Should All Moles Rather Be Removed?

While moles are common amongst men and women, they are also associated with melanoma, which is a deadly form of skin cancer. It’s for this reason that many people want to get rid of their moles sooner rather than later.

However, removing all of your moles is neither practical nor possible.

When should a mole be removed?

Before a mole is removed, one of the following factors must first be present:

  • The patient feels that their mole looks unattractive or it’s in an area where it can be frequently damaged
  • Your doctor feels that the mole looks unusual and should be tested
  • The mole has changed over the last few weeks or months

The ABCDE’s of moles

Anytime that a mole changes in size, shape or colour, it needs to be looked at. Also, if it’s always itchy or there is ulceration or bleeding, it’s important to see a doctor as soon as possible.

Also, if a mole develops after the age of 20, it should always be checked.

A mole removal clinic in Melbourne, The DOC, recommends looking out for these warning signs (ABCDE)

Asymmetry: If you were to cut the mole in half, would the two sides match? If not, consider it a warning sign.

Border: If the border or edges of the mole are irregular, ragged or blurred, you need to have it checked out.

Colour: If the mole has more than one colour, it’s not regular.

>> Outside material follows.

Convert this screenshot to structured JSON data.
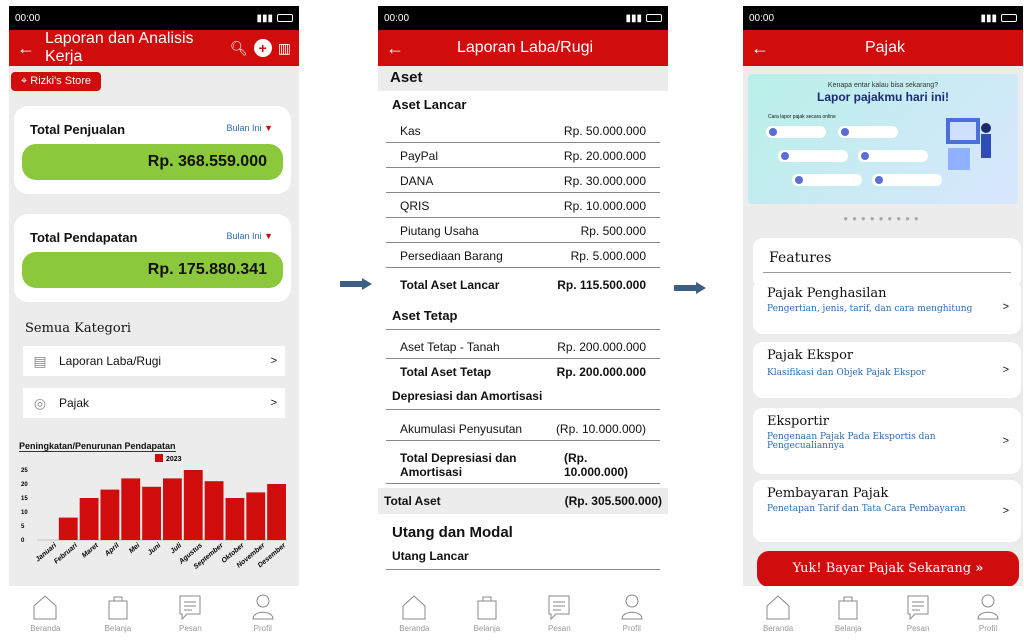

Diameter: Is the diameter of the mole bigger than a pencil eraser? If so, it’s time to see a doctor.

Evolving: Lastly, if the mole has recently changed in size, shape or colour, consider it a warning sign.

Why moles change

Changes such as asymmetry and other irregularities will begin to occur once a melanoma begins to develop. The main aim of a mole removal clinic in Melbourne like The DOC, is to catch any melanomas during the early stages when it’s still possible to remove it using excision.

There are people who have a higher risk of developing melanoma. The most common risk factors include:

  • People who have more than 75 – 100 moles have a higher risk for melanoma than people who have fewer moles or those who can tan quite easily.
  • If you burn rather than tan after spending time in the sun, you have a higher risk of developing melanoma.
  • If you have a family history of melanoma or a history of atypical or dysplastic moles, your melanoma risks will be higher.

If you have one or more of these risk factors, it’s important to have your moles checked by a professional on a regular basis.

The mole checklist

Here is a quick mole checklist that you can keep if you ever suspect that a mole may be dangerous:

  • Moles should never be larger than a pencil eraser
  • If a new mole forms after the age of 20, it needs to be evaluated by a doctor
  • Anytime a mole changes, it may be a warning sign
  • Pigmented lesions that look suspicious should be evaluated and removed

This information shouldn’t scare you though as most moles won’t lead to any problems. Mole removal is a simple procedure that is only slightly uncomfortable.

Overall, just remember your ABCDEs and have your moles checked on a regular basis.